What will the department be tracking?

The electronic inventory tracking system monitored daily by the state is supposed to track the medical marijuana from seed through the sale to a dispensary and a patient or caregiver, including information from the identification card presented by the patient or caregiver.

It also must include daily sales, prices paid and systems to track the recall of defective medical marijuana and plant waste.

Will there be a tax on medical marijuana?

Yes. The bill imposes a 5 percent tax on the gross receipts that a grower or processor gets from the sale of medical marijuana to another grower or processor or a dispensary. However, the sales are exempt from the state sales tax.

What will the fees and taxes from medical marijuana be used for? 

Forty percent will go to the Department of Health for its operations and outreach, and 30 percent will be used for medical treatment research. Another 15 percent will go to help medical marijuana patients and caregivers with the costs of background checks, identity cards or purchasing the product; 10 percent will go to the Department of Drug and Alcohol Programs for drug abuse prevention, counseling and treatment; and 5 percent will be used for local law enforcement grants.
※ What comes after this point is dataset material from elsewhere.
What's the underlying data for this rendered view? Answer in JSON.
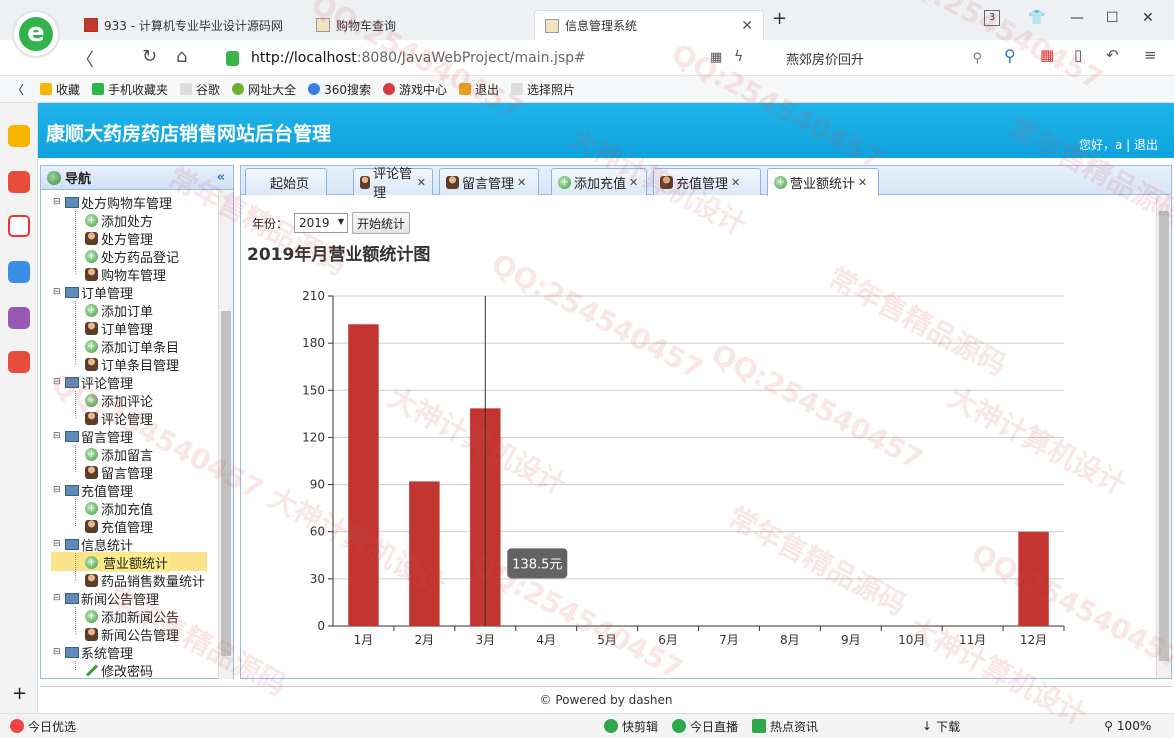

How did local legislators vote on the bill?

Of Lancaster County’s 13 local state legislators, 10 voted against the bill.

The yes votes came from the county’s only Democratic representative, Mike Sturla of Lancaster city, and Reps. Mark Gillen and Jim Cox, Republicans who represent smaller portions of the municipalities near Berks County.

The Associated Press contributed to this story.